ADVERTISEMENT

Post a comment to this story

COMMENTS POLICY
We reserve the right to remove any post that we feel is obscene, profane, vulgar, racist, sexually explicit, abusive, or hateful.
 
You are legally responsible for what you post and your anonymity is not guaranteed.
 
Posts that insult, defame, threaten, harass or abuse other readers or people mentioned in Indiana Lawyer editorial content are also subject to removal. Please respect the privacy of individuals and refrain from posting personal information.
 
No solicitations, spamming or advertisements are allowed. Readers may post links to other informational websites that are relevant to the topic at hand, but please do not link to objectionable material.
 
We may remove messages that are unrelated to the topic, encourage illegal activity, use all capital letters or are unreadable.
 

Messages that are flagged by readers as objectionable will be reviewed and may or may not be removed. Please do not flag a post simply because you disagree with it.

Sponsored by
ADVERTISEMENT
Subscribe to Indiana Lawyer
  1. I gave tempparry guardship to a friend of my granddaughter in 2012. I went to prison. I had custody. My daughter went to prison to. We are out. My daughter gave me custody but can get her back. She was not order to give me custody . but now we want granddaughter back from friend. She's 14 now. What rights do we have

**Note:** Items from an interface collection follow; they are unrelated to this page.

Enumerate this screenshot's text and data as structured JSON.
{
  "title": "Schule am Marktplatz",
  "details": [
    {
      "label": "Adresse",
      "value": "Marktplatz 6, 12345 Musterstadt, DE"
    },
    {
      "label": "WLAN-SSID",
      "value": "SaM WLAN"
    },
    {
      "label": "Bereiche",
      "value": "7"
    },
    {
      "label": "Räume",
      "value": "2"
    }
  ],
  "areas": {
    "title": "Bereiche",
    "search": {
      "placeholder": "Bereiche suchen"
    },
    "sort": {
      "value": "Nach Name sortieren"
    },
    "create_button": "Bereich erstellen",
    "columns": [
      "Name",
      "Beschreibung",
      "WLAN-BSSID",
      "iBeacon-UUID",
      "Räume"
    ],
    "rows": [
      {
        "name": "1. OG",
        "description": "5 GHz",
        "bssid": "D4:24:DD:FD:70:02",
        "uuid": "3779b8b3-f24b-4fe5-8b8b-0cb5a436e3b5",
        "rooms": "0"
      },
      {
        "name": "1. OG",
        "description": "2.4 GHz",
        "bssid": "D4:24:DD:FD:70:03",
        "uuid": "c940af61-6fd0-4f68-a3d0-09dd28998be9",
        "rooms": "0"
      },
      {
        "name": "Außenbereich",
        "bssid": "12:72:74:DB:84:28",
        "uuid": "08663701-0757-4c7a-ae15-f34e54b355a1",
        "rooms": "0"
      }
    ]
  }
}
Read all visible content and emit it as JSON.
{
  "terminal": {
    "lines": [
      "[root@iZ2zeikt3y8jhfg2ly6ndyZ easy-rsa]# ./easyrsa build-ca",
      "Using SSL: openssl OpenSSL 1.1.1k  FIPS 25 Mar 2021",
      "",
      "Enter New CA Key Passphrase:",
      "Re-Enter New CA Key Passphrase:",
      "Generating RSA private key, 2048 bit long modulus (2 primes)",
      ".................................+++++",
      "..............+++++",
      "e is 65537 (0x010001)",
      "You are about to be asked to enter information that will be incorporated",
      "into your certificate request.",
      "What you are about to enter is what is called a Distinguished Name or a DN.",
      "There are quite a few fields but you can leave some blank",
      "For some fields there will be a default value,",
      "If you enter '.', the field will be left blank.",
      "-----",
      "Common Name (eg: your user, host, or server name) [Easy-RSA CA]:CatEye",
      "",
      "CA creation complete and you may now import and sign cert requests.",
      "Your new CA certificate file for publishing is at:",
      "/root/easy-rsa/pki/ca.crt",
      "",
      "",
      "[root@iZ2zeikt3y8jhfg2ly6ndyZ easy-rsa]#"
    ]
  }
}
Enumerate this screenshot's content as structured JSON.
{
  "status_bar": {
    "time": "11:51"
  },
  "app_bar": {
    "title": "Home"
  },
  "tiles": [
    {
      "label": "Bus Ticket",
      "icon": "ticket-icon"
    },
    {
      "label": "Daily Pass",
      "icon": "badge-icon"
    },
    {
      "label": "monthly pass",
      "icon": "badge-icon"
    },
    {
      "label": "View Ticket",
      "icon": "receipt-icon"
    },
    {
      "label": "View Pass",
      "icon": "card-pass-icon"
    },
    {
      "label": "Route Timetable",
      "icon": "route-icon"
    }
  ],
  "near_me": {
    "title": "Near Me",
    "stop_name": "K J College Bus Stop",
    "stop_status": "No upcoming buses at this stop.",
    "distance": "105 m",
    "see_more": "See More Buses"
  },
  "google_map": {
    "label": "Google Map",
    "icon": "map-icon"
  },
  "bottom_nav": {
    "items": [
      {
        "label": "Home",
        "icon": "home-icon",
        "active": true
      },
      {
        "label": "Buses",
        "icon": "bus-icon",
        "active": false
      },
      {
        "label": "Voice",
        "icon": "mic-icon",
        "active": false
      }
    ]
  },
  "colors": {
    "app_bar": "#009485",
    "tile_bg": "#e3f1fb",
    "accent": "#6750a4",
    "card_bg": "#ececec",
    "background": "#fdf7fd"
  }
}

  2. This sure is not what most who value good governance consider the Rule of Law to entail: "In a letter dated March 2, which Brizzi forwarded to IBJ, the commission dismissed the grievance “on grounds that there is not reasonable cause to believe that you are guilty of misconduct.”" Yet two month later reasonable cause does exist? (Or is the commission forging ahead, the need for reasonable belief be damned? -- A seeming violation of the Rules of Profession Ethics on the part of the commission) Could the rule of law theory cause one to believe that an explanation is in order? Could it be that Hoosier attorneys live under Imperial Law (which is also a t-word that rhymes with infamy) in which the Platonic guardians can do no wrong and never owe the plebeian class any explanation for their powerful actions. (Might makes it right?) Could this be a case of politics directing the commission, as celebrated IU Mauer Professor (the late) Patrick Baude warned was happening 20 years ago in his controversial (whisteblowing) ethics lecture on a quite similar topic: http://www.repository.law.indiana.edu/cgi/viewcontent.cgi?article=1498&context=ilj

  3. I have a case presently pending cert review before the SCOTUS that reveals just how Indiana regulates the bar. I have been denied licensure for life for holding the wrong views and questioning the grand inquisitors as to their duties as to state and federal constitutional due process. True story: https://www.scribd.com/doc/299040839/2016Petitionforcert-to-SCOTUS Shorter, Amici brief serving to frame issue as misuse of govt licensure: https://www.scribd.com/doc/312841269/Thomas-More-Society-Amicus-Brown-v-Ind-Bd-of-Law-Examiners

  4. Here's an idea...how about we MORE heavily regulate the law schools to reduce the surplus of graduates, driving starting salaries up for those new grads, so that we can all pay our insane amount of student loans off in a reasonable amount of time and then be able to afford to do pro bono & low-fee work? I've got friends in other industries, radiology for example, and their schools accept a very limited number of students so there will never be a glut of new grads and everyone's pay stays high. For example, my radiologist friend's school accepted just six new students per year.

  5. I totally agree with John Smith.

ADVERTISEMENT